• Task to carry out:
Your response should consist of every line below, reproduced without alteration.

Excerpts from an interface dataset:
□ □ □ □
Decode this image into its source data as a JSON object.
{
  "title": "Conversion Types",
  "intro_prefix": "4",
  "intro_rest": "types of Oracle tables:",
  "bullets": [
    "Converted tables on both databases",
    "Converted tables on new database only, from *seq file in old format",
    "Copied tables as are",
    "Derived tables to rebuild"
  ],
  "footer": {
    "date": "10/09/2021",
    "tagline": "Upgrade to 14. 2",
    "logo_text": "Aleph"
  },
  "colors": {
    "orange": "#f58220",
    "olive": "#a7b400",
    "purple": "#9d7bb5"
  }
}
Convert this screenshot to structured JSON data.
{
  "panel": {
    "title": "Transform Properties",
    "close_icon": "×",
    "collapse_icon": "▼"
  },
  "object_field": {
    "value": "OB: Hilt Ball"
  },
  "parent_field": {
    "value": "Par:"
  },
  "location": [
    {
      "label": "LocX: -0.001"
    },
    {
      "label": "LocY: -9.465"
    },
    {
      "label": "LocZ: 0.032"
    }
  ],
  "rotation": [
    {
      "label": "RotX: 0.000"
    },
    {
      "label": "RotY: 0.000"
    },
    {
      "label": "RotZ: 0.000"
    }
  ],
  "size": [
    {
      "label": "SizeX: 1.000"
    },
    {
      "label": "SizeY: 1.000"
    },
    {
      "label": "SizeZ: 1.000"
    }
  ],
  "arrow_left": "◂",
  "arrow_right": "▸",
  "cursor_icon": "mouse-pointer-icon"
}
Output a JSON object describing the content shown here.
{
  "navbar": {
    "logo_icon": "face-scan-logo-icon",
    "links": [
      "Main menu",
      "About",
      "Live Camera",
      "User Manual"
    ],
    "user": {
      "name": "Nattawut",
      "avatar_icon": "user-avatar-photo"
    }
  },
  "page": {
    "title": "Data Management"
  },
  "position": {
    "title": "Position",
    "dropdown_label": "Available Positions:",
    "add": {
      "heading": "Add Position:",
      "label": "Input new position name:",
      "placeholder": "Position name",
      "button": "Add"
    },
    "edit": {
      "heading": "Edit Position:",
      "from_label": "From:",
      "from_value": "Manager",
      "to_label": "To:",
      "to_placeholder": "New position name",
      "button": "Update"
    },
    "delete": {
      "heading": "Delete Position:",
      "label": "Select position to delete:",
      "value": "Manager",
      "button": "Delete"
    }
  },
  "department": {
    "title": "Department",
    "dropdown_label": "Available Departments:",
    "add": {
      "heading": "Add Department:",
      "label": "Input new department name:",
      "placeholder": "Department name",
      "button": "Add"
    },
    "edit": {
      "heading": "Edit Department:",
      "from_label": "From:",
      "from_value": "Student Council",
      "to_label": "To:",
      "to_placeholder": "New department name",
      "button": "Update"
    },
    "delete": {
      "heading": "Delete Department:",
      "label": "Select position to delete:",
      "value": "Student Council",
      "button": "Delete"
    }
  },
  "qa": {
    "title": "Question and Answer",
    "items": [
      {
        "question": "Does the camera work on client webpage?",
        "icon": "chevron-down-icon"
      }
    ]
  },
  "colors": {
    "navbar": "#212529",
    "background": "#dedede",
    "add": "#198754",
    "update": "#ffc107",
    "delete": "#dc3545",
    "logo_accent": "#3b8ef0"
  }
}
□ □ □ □
• Solution for this exercise:
Decode this image into its source data as a JSON object.
{
  "title": "Conversion Types",
  "intro_prefix": "4",
  "intro_rest": "types of Oracle tables:",
  "bullets": [
    "Converted tables on both databases",
    "Converted tables on new database only, from *seq file in old format",
    "Copied tables as are",
    "Derived tables to rebuild"
  ],
  "footer": {
    "date": "10/09/2021",
    "tagline": "Upgrade to 14. 2",
    "logo_text": "Aleph"
  },
  "colors": {
    "orange": "#f58220",
    "olive": "#a7b400",
    "purple": "#9d7bb5"
  }
}
Convert this screenshot to structured JSON data.
{
  "panel": {
    "title": "Transform Properties",
    "close_icon": "×",
    "collapse_icon": "▼"
  },
  "object_field": {
    "value": "OB: Hilt Ball"
  },
  "parent_field": {
    "value": "Par:"
  },
  "location": [
    {
      "label": "LocX: -0.001"
    },
    {
      "label": "LocY: -9.465"
    },
    {
      "label": "LocZ: 0.032"
    }
  ],
  "rotation": [
    {
      "label": "RotX: 0.000"
    },
    {
      "label": "RotY: 0.000"
    },
    {
      "label": "RotZ: 0.000"
    }
  ],
  "size": [
    {
      "label": "SizeX: 1.000"
    },
    {
      "label": "SizeY: 1.000"
    },
    {
      "label": "SizeZ: 1.000"
    }
  ],
  "arrow_left": "◂",
  "arrow_right": "▸",
  "cursor_icon": "mouse-pointer-icon"
}
Output a JSON object describing the content shown here.
{
  "navbar": {
    "logo_icon": "face-scan-logo-icon",
    "links": [
      "Main menu",
      "About",
      "Live Camera",
      "User Manual"
    ],
    "user": {
      "name": "Nattawut",
      "avatar_icon": "user-avatar-photo"
    }
  },
  "page": {
    "title": "Data Management"
  },
  "position": {
    "title": "Position",
    "dropdown_label": "Available Positions:",
    "add": {
      "heading": "Add Position:",
      "label": "Input new position name:",
      "placeholder": "Position name",
      "button": "Add"
    },
    "edit": {
      "heading": "Edit Position:",
      "from_label": "From:",
      "from_value": "Manager",
      "to_label": "To:",
      "to_placeholder": "New position name",
      "button": "Update"
    },
    "delete": {
      "heading": "Delete Position:",
      "label": "Select position to delete:",
      "value": "Manager",
      "button": "Delete"
    }
  },
  "department": {
    "title": "Department",
    "dropdown_label": "Available Departments:",
    "add": {
      "heading": "Add Department:",
      "label": "Input new department name:",
      "placeholder": "Department name",
      "button": "Add"
    },
    "edit": {
      "heading": "Edit Department:",
      "from_label": "From:",
      "from_value": "Student Council",
      "to_label": "To:",
      "to_placeholder": "New department name",
      "button": "Update"
    },
    "delete": {
      "heading": "Delete Department:",
      "label": "Select position to delete:",
      "value": "Student Council",
      "button": "Delete"
    }
  },
  "qa": {
    "title": "Question and Answer",
    "items": [
      {
        "question": "Does the camera work on client webpage?",
        "icon": "chevron-down-icon"
      }
    ]
  },
  "colors": {
    "navbar": "#212529",
    "background": "#dedede",
    "add": "#198754",
    "update": "#ffc107",
    "delete": "#dc3545",
    "logo_accent": "#3b8ef0"
  }
}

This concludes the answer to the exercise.